Saved entries
=== Begin Enclosure ===
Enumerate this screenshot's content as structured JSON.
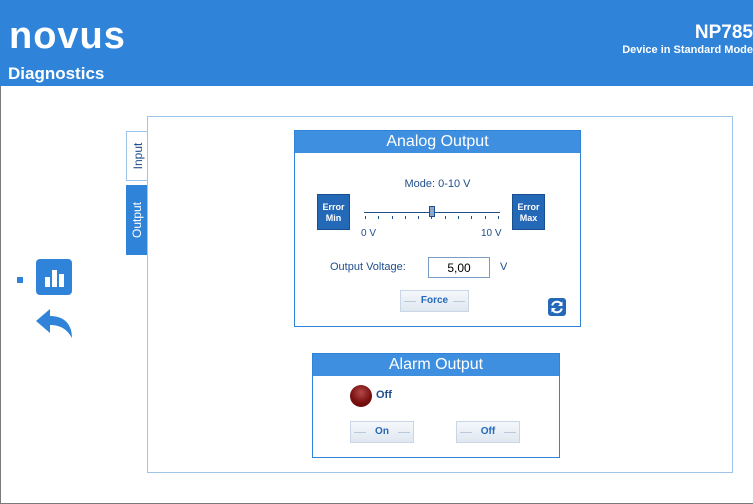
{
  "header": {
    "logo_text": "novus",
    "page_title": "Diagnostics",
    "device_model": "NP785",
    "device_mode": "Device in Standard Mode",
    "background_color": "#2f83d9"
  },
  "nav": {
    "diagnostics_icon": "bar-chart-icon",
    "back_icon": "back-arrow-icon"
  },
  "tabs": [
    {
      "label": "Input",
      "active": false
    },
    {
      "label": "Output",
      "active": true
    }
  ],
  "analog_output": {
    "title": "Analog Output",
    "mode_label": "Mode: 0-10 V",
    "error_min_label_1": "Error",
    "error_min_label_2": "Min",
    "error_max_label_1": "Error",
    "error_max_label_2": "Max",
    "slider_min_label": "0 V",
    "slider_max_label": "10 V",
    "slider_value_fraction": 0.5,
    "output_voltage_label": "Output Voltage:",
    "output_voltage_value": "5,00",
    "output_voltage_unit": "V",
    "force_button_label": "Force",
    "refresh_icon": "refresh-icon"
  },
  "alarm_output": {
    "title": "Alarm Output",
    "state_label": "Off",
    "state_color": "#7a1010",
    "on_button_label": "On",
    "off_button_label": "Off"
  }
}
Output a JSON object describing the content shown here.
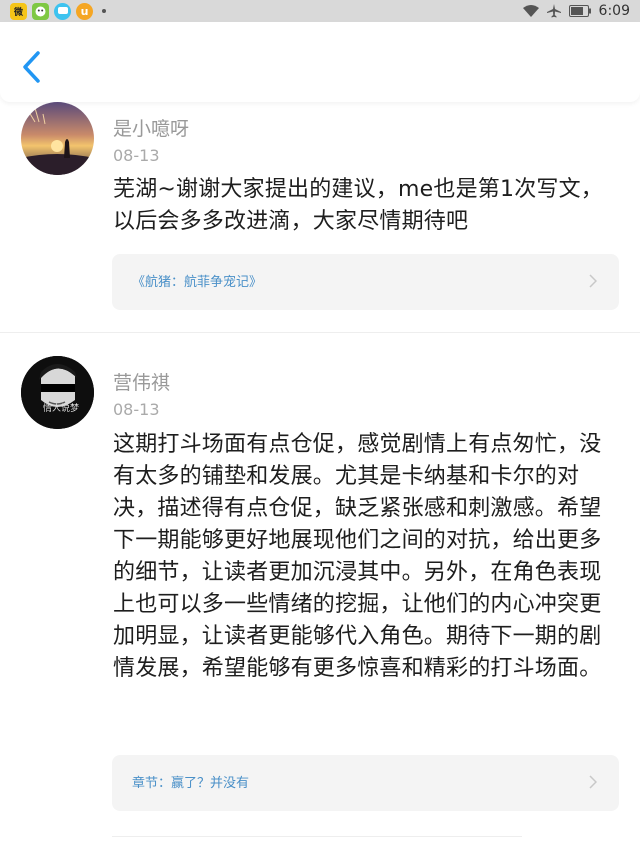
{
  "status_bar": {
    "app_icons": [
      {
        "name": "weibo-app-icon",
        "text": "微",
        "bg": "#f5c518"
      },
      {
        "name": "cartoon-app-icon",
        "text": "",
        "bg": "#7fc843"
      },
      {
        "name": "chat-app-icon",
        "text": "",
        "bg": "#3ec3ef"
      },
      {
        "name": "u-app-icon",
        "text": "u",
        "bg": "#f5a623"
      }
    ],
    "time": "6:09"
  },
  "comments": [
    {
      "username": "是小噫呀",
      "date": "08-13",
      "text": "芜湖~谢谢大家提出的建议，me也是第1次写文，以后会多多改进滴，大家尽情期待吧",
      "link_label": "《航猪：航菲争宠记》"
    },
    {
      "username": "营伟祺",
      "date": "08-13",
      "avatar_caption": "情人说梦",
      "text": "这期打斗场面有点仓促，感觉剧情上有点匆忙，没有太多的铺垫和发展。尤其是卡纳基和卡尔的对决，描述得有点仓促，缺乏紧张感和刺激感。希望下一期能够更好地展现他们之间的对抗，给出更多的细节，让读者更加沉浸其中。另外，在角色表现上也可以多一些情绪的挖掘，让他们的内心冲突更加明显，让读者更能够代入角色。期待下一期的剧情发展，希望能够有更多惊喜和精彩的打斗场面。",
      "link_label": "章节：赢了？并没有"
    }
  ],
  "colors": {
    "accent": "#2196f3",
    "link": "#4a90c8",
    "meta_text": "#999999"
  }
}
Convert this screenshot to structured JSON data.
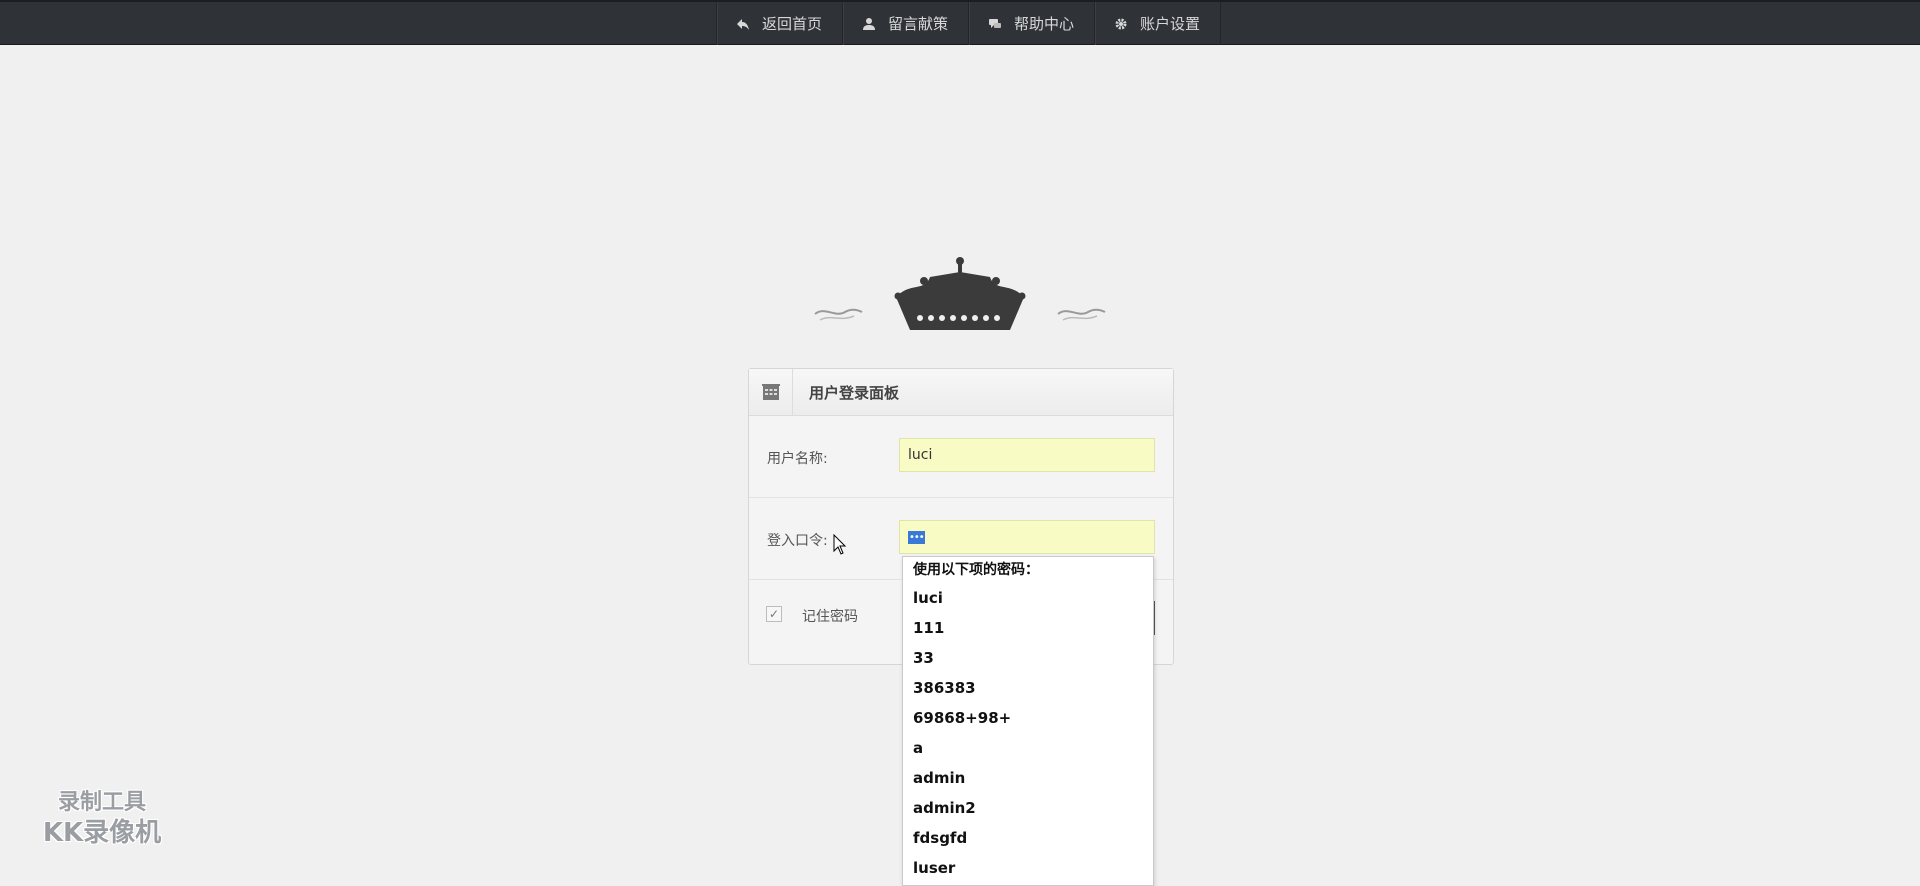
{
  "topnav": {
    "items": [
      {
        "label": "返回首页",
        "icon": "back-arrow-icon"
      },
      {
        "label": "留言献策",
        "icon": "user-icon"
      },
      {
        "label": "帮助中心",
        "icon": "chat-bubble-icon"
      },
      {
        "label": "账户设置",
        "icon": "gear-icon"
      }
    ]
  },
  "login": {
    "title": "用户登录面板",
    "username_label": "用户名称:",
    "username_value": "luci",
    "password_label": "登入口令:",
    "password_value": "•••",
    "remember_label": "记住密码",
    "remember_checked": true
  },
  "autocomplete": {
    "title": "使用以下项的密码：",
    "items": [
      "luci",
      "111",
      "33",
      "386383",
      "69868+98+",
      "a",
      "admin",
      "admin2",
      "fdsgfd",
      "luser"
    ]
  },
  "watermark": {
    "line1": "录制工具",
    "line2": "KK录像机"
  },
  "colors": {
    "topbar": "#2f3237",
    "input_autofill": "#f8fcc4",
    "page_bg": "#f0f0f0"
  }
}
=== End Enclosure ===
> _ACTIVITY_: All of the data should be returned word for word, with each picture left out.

> _ANSWER BELOW_:
Enumerate this screenshot's content as structured JSON.
{
  "header": {
    "logo_text": "novus",
    "page_title": "Diagnostics",
    "device_model": "NP785",
    "device_mode": "Device in Standard Mode",
    "background_color": "#2f83d9"
  },
  "nav": {
    "diagnostics_icon": "bar-chart-icon",
    "back_icon": "back-arrow-icon"
  },
  "tabs": [
    {
      "label": "Input",
      "active": false
    },
    {
      "label": "Output",
      "active": true
    }
  ],
  "analog_output": {
    "title": "Analog Output",
    "mode_label": "Mode: 0-10 V",
    "error_min_label_1": "Error",
    "error_min_label_2": "Min",
    "error_max_label_1": "Error",
    "error_max_label_2": "Max",
    "slider_min_label": "0 V",
    "slider_max_label": "10 V",
    "slider_value_fraction": 0.5,
    "output_voltage_label": "Output Voltage:",
    "output_voltage_value": "5,00",
    "output_voltage_unit": "V",
    "force_button_label": "Force",
    "refresh_icon": "refresh-icon"
  },
  "alarm_output": {
    "title": "Alarm Output",
    "state_label": "Off",
    "state_color": "#7a1010",
    "on_button_label": "On",
    "off_button_label": "Off"
  }
}
Output a JSON object describing the content shown here.
{
  "status_bar": {
    "app_icons": [
      {
        "name": "weibo-app-icon",
        "text": "微",
        "bg": "#f5c518"
      },
      {
        "name": "cartoon-app-icon",
        "text": "",
        "bg": "#7fc843"
      },
      {
        "name": "chat-app-icon",
        "text": "",
        "bg": "#3ec3ef"
      },
      {
        "name": "u-app-icon",
        "text": "u",
        "bg": "#f5a623"
      }
    ],
    "time": "6:09"
  },
  "comments": [
    {
      "username": "是小噫呀",
      "date": "08-13",
      "text": "芜湖~谢谢大家提出的建议，me也是第1次写文，以后会多多改进滴，大家尽情期待吧",
      "link_label": "《航猪：航菲争宠记》"
    },
    {
      "username": "营伟祺",
      "date": "08-13",
      "avatar_caption": "情人说梦",
      "text": "这期打斗场面有点仓促，感觉剧情上有点匆忙，没有太多的铺垫和发展。尤其是卡纳基和卡尔的对决，描述得有点仓促，缺乏紧张感和刺激感。希望下一期能够更好地展现他们之间的对抗，给出更多的细节，让读者更加沉浸其中。另外，在角色表现上也可以多一些情绪的挖掘，让他们的内心冲突更加明显，让读者更能够代入角色。期待下一期的剧情发展，希望能够有更多惊喜和精彩的打斗场面。",
      "link_label": "章节：赢了？并没有"
    }
  ],
  "colors": {
    "accent": "#2196f3",
    "link": "#4a90c8",
    "meta_text": "#999999"
  }
}
Convert this screenshot to structured JSON data.
{
  "topnav": {
    "items": [
      {
        "label": "返回首页",
        "icon": "back-arrow-icon"
      },
      {
        "label": "留言献策",
        "icon": "user-icon"
      },
      {
        "label": "帮助中心",
        "icon": "chat-bubble-icon"
      },
      {
        "label": "账户设置",
        "icon": "gear-icon"
      }
    ]
  },
  "login": {
    "title": "用户登录面板",
    "username_label": "用户名称:",
    "username_value": "luci",
    "password_label": "登入口令:",
    "password_value": "•••",
    "remember_label": "记住密码",
    "remember_checked": true
  },
  "autocomplete": {
    "title": "使用以下项的密码：",
    "items": [
      "luci",
      "111",
      "33",
      "386383",
      "69868+98+",
      "a",
      "admin",
      "admin2",
      "fdsgfd",
      "luser"
    ]
  },
  "watermark": {
    "line1": "录制工具",
    "line2": "KK录像机"
  },
  "colors": {
    "topbar": "#2f3237",
    "input_autofill": "#f8fcc4",
    "page_bg": "#f0f0f0"
  }
}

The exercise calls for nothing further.